**Exercise brief**
Output the records below again, precisely as they are written.

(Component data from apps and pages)
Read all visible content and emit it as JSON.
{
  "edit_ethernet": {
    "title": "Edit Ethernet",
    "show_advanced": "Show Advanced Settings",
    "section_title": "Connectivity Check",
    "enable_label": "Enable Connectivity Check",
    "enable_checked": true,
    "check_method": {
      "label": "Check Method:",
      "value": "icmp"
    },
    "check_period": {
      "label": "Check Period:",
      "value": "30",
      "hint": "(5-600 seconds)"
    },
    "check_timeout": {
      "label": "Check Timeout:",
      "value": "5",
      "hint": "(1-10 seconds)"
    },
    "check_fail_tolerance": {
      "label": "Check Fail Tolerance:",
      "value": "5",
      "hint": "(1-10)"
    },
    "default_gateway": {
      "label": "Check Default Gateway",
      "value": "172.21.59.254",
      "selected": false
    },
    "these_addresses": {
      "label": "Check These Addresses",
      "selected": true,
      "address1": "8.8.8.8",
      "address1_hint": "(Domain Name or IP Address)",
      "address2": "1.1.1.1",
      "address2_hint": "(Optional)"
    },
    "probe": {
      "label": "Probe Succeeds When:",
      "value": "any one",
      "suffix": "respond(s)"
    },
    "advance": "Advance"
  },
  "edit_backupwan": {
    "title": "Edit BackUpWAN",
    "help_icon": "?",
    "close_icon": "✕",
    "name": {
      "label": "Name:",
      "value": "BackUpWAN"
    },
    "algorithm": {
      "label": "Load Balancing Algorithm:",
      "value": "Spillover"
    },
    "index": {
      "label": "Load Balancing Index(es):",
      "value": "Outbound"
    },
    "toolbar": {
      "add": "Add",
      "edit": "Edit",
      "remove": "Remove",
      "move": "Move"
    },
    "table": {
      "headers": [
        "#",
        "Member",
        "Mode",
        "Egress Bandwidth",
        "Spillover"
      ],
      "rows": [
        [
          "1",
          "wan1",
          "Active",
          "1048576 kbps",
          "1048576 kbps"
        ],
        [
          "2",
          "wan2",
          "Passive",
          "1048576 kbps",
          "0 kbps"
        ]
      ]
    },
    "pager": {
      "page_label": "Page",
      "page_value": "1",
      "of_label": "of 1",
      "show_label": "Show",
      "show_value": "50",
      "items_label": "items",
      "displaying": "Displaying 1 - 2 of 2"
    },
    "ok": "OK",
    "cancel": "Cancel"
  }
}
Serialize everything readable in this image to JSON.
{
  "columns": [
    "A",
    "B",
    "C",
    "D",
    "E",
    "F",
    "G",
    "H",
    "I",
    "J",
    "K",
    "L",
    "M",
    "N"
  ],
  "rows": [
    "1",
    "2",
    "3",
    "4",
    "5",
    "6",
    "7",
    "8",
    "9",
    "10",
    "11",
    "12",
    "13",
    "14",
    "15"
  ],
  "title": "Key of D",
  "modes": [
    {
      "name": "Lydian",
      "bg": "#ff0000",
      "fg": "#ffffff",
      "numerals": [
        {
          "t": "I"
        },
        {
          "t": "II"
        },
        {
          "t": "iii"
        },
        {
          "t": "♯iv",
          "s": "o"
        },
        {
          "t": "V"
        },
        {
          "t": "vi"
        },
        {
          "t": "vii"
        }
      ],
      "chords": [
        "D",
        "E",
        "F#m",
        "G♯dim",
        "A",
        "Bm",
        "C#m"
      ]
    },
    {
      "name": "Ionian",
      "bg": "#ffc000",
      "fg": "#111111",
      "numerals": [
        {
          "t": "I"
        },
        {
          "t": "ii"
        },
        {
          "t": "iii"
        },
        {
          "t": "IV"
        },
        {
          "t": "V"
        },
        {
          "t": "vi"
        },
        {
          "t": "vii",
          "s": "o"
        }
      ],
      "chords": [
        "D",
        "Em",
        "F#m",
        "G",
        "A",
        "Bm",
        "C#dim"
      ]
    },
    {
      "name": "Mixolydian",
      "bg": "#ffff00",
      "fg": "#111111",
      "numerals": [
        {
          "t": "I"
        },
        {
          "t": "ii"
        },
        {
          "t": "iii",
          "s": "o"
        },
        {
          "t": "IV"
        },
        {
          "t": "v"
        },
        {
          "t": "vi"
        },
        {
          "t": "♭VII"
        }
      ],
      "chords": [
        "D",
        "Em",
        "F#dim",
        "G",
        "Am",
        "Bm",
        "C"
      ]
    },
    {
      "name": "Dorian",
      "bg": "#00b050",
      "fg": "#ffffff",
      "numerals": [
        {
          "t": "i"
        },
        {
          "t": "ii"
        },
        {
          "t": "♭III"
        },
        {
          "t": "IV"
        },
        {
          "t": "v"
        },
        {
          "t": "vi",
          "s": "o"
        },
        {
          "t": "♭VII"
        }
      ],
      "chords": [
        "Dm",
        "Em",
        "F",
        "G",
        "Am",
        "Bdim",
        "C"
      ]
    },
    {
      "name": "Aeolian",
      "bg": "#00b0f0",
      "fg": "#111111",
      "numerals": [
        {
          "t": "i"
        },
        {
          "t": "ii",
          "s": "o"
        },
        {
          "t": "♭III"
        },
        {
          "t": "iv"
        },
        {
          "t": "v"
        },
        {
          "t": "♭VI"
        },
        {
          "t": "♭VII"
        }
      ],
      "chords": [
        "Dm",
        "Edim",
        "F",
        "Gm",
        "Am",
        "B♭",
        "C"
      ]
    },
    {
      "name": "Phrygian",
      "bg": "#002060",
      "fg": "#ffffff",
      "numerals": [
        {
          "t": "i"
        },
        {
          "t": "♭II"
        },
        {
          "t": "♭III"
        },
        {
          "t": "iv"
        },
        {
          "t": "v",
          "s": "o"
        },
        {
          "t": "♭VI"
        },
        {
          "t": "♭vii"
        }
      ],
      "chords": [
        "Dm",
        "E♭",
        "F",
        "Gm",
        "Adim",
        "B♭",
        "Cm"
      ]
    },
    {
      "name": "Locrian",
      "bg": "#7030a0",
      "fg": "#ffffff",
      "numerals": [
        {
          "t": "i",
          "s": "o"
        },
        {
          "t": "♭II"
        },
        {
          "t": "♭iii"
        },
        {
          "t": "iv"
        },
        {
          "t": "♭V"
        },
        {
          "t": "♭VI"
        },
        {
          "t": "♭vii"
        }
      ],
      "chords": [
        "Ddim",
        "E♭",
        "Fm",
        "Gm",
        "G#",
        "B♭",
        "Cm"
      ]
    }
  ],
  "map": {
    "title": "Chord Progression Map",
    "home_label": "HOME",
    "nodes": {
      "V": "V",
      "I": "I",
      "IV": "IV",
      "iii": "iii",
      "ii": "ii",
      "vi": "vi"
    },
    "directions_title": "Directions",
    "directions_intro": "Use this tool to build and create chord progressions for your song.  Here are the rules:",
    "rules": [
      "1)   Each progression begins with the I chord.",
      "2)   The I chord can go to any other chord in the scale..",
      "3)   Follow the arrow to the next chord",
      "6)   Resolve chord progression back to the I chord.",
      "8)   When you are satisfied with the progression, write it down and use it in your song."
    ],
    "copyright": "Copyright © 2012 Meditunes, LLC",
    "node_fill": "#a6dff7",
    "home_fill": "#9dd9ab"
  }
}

**Written solution**
Read all visible content and emit it as JSON.
{
  "edit_ethernet": {
    "title": "Edit Ethernet",
    "show_advanced": "Show Advanced Settings",
    "section_title": "Connectivity Check",
    "enable_label": "Enable Connectivity Check",
    "enable_checked": true,
    "check_method": {
      "label": "Check Method:",
      "value": "icmp"
    },
    "check_period": {
      "label": "Check Period:",
      "value": "30",
      "hint": "(5-600 seconds)"
    },
    "check_timeout": {
      "label": "Check Timeout:",
      "value": "5",
      "hint": "(1-10 seconds)"
    },
    "check_fail_tolerance": {
      "label": "Check Fail Tolerance:",
      "value": "5",
      "hint": "(1-10)"
    },
    "default_gateway": {
      "label": "Check Default Gateway",
      "value": "172.21.59.254",
      "selected": false
    },
    "these_addresses": {
      "label": "Check These Addresses",
      "selected": true,
      "address1": "8.8.8.8",
      "address1_hint": "(Domain Name or IP Address)",
      "address2": "1.1.1.1",
      "address2_hint": "(Optional)"
    },
    "probe": {
      "label": "Probe Succeeds When:",
      "value": "any one",
      "suffix": "respond(s)"
    },
    "advance": "Advance"
  },
  "edit_backupwan": {
    "title": "Edit BackUpWAN",
    "help_icon": "?",
    "close_icon": "✕",
    "name": {
      "label": "Name:",
      "value": "BackUpWAN"
    },
    "algorithm": {
      "label": "Load Balancing Algorithm:",
      "value": "Spillover"
    },
    "index": {
      "label": "Load Balancing Index(es):",
      "value": "Outbound"
    },
    "toolbar": {
      "add": "Add",
      "edit": "Edit",
      "remove": "Remove",
      "move": "Move"
    },
    "table": {
      "headers": [
        "#",
        "Member",
        "Mode",
        "Egress Bandwidth",
        "Spillover"
      ],
      "rows": [
        [
          "1",
          "wan1",
          "Active",
          "1048576 kbps",
          "1048576 kbps"
        ],
        [
          "2",
          "wan2",
          "Passive",
          "1048576 kbps",
          "0 kbps"
        ]
      ]
    },
    "pager": {
      "page_label": "Page",
      "page_value": "1",
      "of_label": "of 1",
      "show_label": "Show",
      "show_value": "50",
      "items_label": "items",
      "displaying": "Displaying 1 - 2 of 2"
    },
    "ok": "OK",
    "cancel": "Cancel"
  }
}
Serialize everything readable in this image to JSON.
{
  "columns": [
    "A",
    "B",
    "C",
    "D",
    "E",
    "F",
    "G",
    "H",
    "I",
    "J",
    "K",
    "L",
    "M",
    "N"
  ],
  "rows": [
    "1",
    "2",
    "3",
    "4",
    "5",
    "6",
    "7",
    "8",
    "9",
    "10",
    "11",
    "12",
    "13",
    "14",
    "15"
  ],
  "title": "Key of D",
  "modes": [
    {
      "name": "Lydian",
      "bg": "#ff0000",
      "fg": "#ffffff",
      "numerals": [
        {
          "t": "I"
        },
        {
          "t": "II"
        },
        {
          "t": "iii"
        },
        {
          "t": "♯iv",
          "s": "o"
        },
        {
          "t": "V"
        },
        {
          "t": "vi"
        },
        {
          "t": "vii"
        }
      ],
      "chords": [
        "D",
        "E",
        "F#m",
        "G♯dim",
        "A",
        "Bm",
        "C#m"
      ]
    },
    {
      "name": "Ionian",
      "bg": "#ffc000",
      "fg": "#111111",
      "numerals": [
        {
          "t": "I"
        },
        {
          "t": "ii"
        },
        {
          "t": "iii"
        },
        {
          "t": "IV"
        },
        {
          "t": "V"
        },
        {
          "t": "vi"
        },
        {
          "t": "vii",
          "s": "o"
        }
      ],
      "chords": [
        "D",
        "Em",
        "F#m",
        "G",
        "A",
        "Bm",
        "C#dim"
      ]
    },
    {
      "name": "Mixolydian",
      "bg": "#ffff00",
      "fg": "#111111",
      "numerals": [
        {
          "t": "I"
        },
        {
          "t": "ii"
        },
        {
          "t": "iii",
          "s": "o"
        },
        {
          "t": "IV"
        },
        {
          "t": "v"
        },
        {
          "t": "vi"
        },
        {
          "t": "♭VII"
        }
      ],
      "chords": [
        "D",
        "Em",
        "F#dim",
        "G",
        "Am",
        "Bm",
        "C"
      ]
    },
    {
      "name": "Dorian",
      "bg": "#00b050",
      "fg": "#ffffff",
      "numerals": [
        {
          "t": "i"
        },
        {
          "t": "ii"
        },
        {
          "t": "♭III"
        },
        {
          "t": "IV"
        },
        {
          "t": "v"
        },
        {
          "t": "vi",
          "s": "o"
        },
        {
          "t": "♭VII"
        }
      ],
      "chords": [
        "Dm",
        "Em",
        "F",
        "G",
        "Am",
        "Bdim",
        "C"
      ]
    },
    {
      "name": "Aeolian",
      "bg": "#00b0f0",
      "fg": "#111111",
      "numerals": [
        {
          "t": "i"
        },
        {
          "t": "ii",
          "s": "o"
        },
        {
          "t": "♭III"
        },
        {
          "t": "iv"
        },
        {
          "t": "v"
        },
        {
          "t": "♭VI"
        },
        {
          "t": "♭VII"
        }
      ],
      "chords": [
        "Dm",
        "Edim",
        "F",
        "Gm",
        "Am",
        "B♭",
        "C"
      ]
    },
    {
      "name": "Phrygian",
      "bg": "#002060",
      "fg": "#ffffff",
      "numerals": [
        {
          "t": "i"
        },
        {
          "t": "♭II"
        },
        {
          "t": "♭III"
        },
        {
          "t": "iv"
        },
        {
          "t": "v",
          "s": "o"
        },
        {
          "t": "♭VI"
        },
        {
          "t": "♭vii"
        }
      ],
      "chords": [
        "Dm",
        "E♭",
        "F",
        "Gm",
        "Adim",
        "B♭",
        "Cm"
      ]
    },
    {
      "name": "Locrian",
      "bg": "#7030a0",
      "fg": "#ffffff",
      "numerals": [
        {
          "t": "i",
          "s": "o"
        },
        {
          "t": "♭II"
        },
        {
          "t": "♭iii"
        },
        {
          "t": "iv"
        },
        {
          "t": "♭V"
        },
        {
          "t": "♭VI"
        },
        {
          "t": "♭vii"
        }
      ],
      "chords": [
        "Ddim",
        "E♭",
        "Fm",
        "Gm",
        "G#",
        "B♭",
        "Cm"
      ]
    }
  ],
  "map": {
    "title": "Chord Progression Map",
    "home_label": "HOME",
    "nodes": {
      "V": "V",
      "I": "I",
      "IV": "IV",
      "iii": "iii",
      "ii": "ii",
      "vi": "vi"
    },
    "directions_title": "Directions",
    "directions_intro": "Use this tool to build and create chord progressions for your song.  Here are the rules:",
    "rules": [
      "1)   Each progression begins with the I chord.",
      "2)   The I chord can go to any other chord in the scale..",
      "3)   Follow the arrow to the next chord",
      "6)   Resolve chord progression back to the I chord.",
      "8)   When you are satisfied with the progression, write it down and use it in your song."
    ],
    "copyright": "Copyright © 2012 Meditunes, LLC",
    "node_fill": "#a6dff7",
    "home_fill": "#9dd9ab"
  }
}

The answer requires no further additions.